- ACTIVITY
Check the records below line by line. Give the count of lines with "OVERNIGHT", and nothing else.

- TASK INPUT
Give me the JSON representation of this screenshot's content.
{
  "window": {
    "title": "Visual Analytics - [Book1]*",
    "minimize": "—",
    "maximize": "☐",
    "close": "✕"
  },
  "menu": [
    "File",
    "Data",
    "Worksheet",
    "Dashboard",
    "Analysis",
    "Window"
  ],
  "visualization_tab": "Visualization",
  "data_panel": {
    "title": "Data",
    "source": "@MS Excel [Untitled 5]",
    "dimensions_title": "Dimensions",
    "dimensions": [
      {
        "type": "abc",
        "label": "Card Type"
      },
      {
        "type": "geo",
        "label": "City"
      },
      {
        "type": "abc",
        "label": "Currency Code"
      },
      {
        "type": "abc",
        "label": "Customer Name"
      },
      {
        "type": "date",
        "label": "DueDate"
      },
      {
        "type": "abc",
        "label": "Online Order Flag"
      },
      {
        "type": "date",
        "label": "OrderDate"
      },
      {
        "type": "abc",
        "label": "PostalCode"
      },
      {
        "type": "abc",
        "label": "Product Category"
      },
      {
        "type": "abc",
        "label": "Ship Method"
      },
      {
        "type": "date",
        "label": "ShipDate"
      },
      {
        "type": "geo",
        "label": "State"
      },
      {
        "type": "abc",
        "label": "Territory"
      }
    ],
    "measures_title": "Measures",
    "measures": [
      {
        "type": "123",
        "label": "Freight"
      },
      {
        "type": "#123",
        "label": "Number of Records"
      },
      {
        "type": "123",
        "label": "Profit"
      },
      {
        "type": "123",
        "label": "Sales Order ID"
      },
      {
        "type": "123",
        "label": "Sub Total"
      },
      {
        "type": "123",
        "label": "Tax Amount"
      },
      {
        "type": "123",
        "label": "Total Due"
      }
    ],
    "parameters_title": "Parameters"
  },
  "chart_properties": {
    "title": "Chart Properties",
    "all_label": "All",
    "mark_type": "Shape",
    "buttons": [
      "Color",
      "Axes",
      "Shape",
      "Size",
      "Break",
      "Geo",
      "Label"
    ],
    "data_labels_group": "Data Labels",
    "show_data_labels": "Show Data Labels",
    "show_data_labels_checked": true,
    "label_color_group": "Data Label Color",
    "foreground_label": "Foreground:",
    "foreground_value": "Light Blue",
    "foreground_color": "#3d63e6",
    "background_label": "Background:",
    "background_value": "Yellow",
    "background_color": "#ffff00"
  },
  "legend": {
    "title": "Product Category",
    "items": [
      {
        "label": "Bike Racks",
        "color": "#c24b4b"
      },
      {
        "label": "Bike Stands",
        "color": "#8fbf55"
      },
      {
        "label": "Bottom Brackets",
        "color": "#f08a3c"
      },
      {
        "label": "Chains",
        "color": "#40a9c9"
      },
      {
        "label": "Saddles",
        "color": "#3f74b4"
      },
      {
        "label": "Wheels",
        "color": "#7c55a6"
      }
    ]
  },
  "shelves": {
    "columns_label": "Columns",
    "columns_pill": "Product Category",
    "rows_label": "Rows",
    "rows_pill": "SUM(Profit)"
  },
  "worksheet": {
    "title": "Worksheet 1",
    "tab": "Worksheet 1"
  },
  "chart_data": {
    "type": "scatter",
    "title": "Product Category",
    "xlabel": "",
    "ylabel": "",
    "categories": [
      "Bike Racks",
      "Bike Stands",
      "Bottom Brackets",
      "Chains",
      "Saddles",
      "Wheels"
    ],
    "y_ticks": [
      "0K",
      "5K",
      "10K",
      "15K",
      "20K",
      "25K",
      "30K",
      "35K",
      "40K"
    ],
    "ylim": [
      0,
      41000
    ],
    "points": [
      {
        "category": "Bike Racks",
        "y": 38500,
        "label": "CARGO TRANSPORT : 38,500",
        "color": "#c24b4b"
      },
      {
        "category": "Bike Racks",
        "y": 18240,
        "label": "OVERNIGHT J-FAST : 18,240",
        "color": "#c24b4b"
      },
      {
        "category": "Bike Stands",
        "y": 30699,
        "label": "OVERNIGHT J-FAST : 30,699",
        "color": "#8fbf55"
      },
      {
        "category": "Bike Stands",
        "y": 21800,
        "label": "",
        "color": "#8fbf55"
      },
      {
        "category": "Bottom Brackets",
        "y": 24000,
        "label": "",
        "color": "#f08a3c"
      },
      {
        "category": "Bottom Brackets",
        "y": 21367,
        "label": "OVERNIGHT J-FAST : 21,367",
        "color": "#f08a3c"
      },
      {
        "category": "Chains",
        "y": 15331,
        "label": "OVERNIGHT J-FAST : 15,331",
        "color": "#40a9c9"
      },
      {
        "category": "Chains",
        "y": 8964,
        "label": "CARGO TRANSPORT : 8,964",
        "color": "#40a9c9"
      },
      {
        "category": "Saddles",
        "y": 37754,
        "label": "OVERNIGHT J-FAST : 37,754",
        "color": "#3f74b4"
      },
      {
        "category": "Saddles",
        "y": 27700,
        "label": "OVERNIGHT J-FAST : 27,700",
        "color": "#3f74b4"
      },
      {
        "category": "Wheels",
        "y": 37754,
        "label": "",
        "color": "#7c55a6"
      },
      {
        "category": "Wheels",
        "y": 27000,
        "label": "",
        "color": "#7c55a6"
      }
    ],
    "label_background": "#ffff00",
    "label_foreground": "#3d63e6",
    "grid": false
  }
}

- OUTPUT BELOW
6